Show Summary Details

Page of

Printed from Oxford Classical Dictionary. Under the terms of the licence agreement, an individual user may print out a single article for personal use (for details see Privacy Policy and Legal Notice).

date: 27 November 2022

Dionysius (2) IIlocked

, tyrant of Syracuse, 367–357 bce

Dionysius (2) IIlocked

, tyrant of Syracuse, 367–357 bce
  • Brian M. Caven


Dionysius (2) II, tyrant of *Syracuse (367–357 bce); born c. 396, eldest son of *Dionysius (1) I and Doris; married half-sister Sophrosyne. Unwarlike and short-sighted, he was estranged from his father, who is said (perhaps falsely) to have excluded him from public life and encouraged his debauchery. Inheriting an empire ‘secured with bonds of adamant’, he ruled successfully for ten years; making peace with *Carthage (Halycus frontier), assisting Sparta (365), resisting the *Lucanians, combating piracy in the Adriatic, and restoring *Rhegium (mod. Reggio), renaming it Phoebia (honouring his suppositious father, *Apollo). Encouraged by *Dion and *Plato (1) himself, he conceived a passion for philosophy, which split his court between the ‘reformers’ and the ‘old guard’, led by the historian *Philistus, and led to a rupture with Dion and eventually (360) with Plato.

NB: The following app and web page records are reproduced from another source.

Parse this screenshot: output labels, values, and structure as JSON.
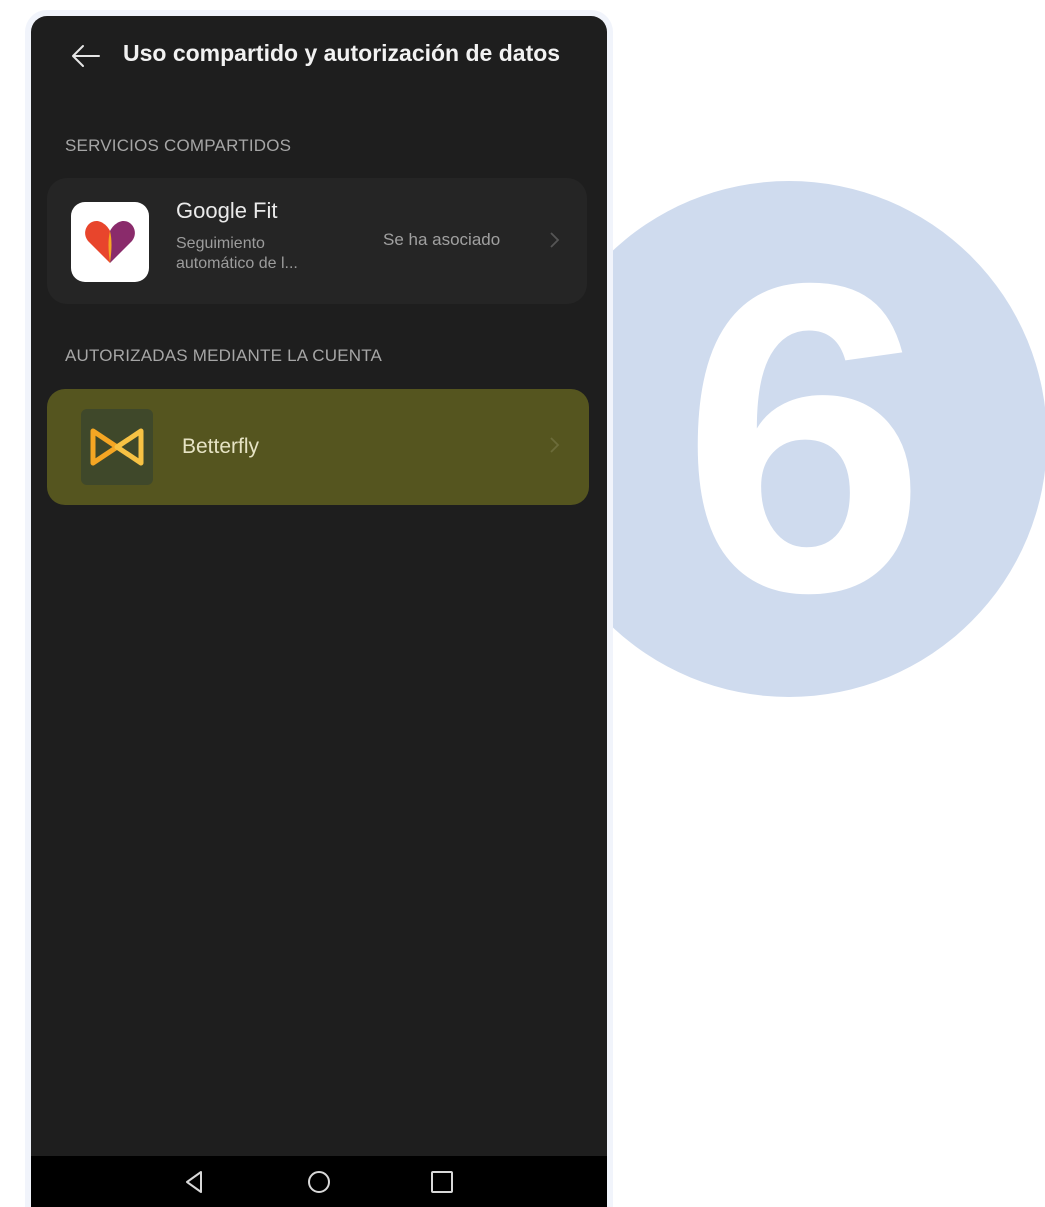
{
  "step": {
    "number": "6"
  },
  "header": {
    "title": "Uso compartido y autorización de datos"
  },
  "sections": {
    "shared": {
      "label": "SERVICIOS COMPARTIDOS",
      "item": {
        "name": "Google Fit",
        "description_line1": "Seguimiento",
        "description_line2": "automático de l...",
        "status": "Se ha asociado",
        "icon": "google-fit-heart-icon"
      }
    },
    "authorized": {
      "label": "AUTORIZADAS MEDIANTE LA CUENTA",
      "item": {
        "name": "Betterfly",
        "icon": "betterfly-logo-icon",
        "highlight_color": "#55551f"
      }
    }
  },
  "navbar": {
    "icons": [
      "back-triangle-icon",
      "home-circle-icon",
      "recents-square-icon"
    ]
  },
  "colors": {
    "background": "#1e1e1e",
    "step_circle": "#cfdbee",
    "highlight": "#55551f"
  }
}
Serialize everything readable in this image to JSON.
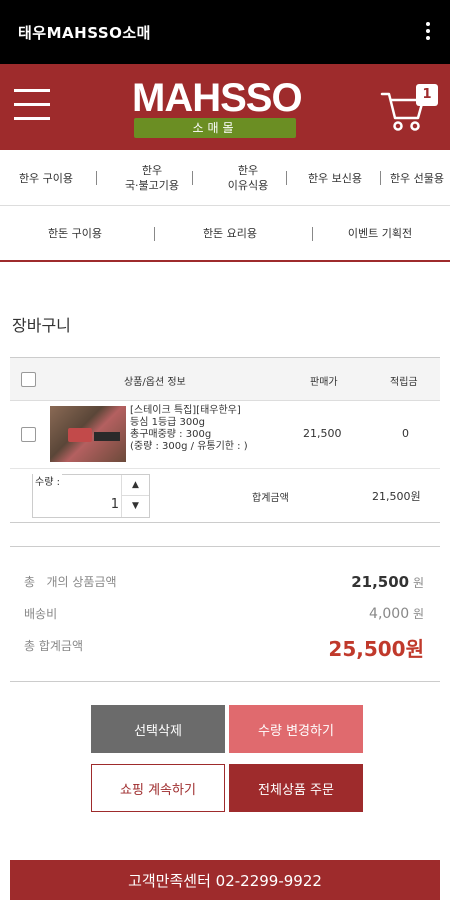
{
  "status_bar": {
    "app_title": "태우MAHSSO소매"
  },
  "header": {
    "logo_text": "MAHSSO",
    "logo_subtitle": "소매몰",
    "cart_count": "1"
  },
  "nav_primary": [
    {
      "label": "한우 구이용"
    },
    {
      "label": "한우\n국·불고기용"
    },
    {
      "label": "한우\n이유식용"
    },
    {
      "label": "한우 보신용"
    },
    {
      "label": "한우 선물용"
    }
  ],
  "nav_secondary": [
    {
      "label": "한돈 구이용"
    },
    {
      "label": "한돈 요리용"
    },
    {
      "label": "이벤트 기획전"
    }
  ],
  "page_title": "장바구니",
  "table": {
    "headers": {
      "product": "상품/옵션 정보",
      "price": "판매가",
      "points": "적립금"
    },
    "item": {
      "name": "[스테이크 특집][태우한우]\n등심 1등급 300g\n총구매중량 : 300g\n(중량 : 300g / 유통기한 : )",
      "price": "21,500",
      "points": "0"
    },
    "quantity_label": "수량 :",
    "quantity_value": "1",
    "subtotal_label": "합계금액",
    "subtotal_value": "21,500원"
  },
  "summary": {
    "goods_label": "총   개의 상품금액",
    "goods_value": "21,500",
    "goods_unit": "원",
    "shipping_label": "배송비",
    "shipping_value": "4,000",
    "shipping_unit": "원",
    "total_label": "총 합계금액",
    "total_value": "25,500원"
  },
  "buttons": {
    "delete_selected": "선택삭제",
    "change_quantity": "수량 변경하기",
    "continue_shopping": "쇼핑 계속하기",
    "order_all": "전체상품 주문"
  },
  "footer": {
    "customer_center": "고객만족센터 02-2299-9922"
  },
  "colors": {
    "brand": "#9e2b2c",
    "accent_green": "#6b8e23",
    "total_red": "#c0392b"
  }
}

During his absence in Italy (357), Dion liberated Syracuse and dissolved his empire.


  • Greek History and Historiography

You do not currently have access to this article


Please login to access the full content.


Access to the full content requires a subscription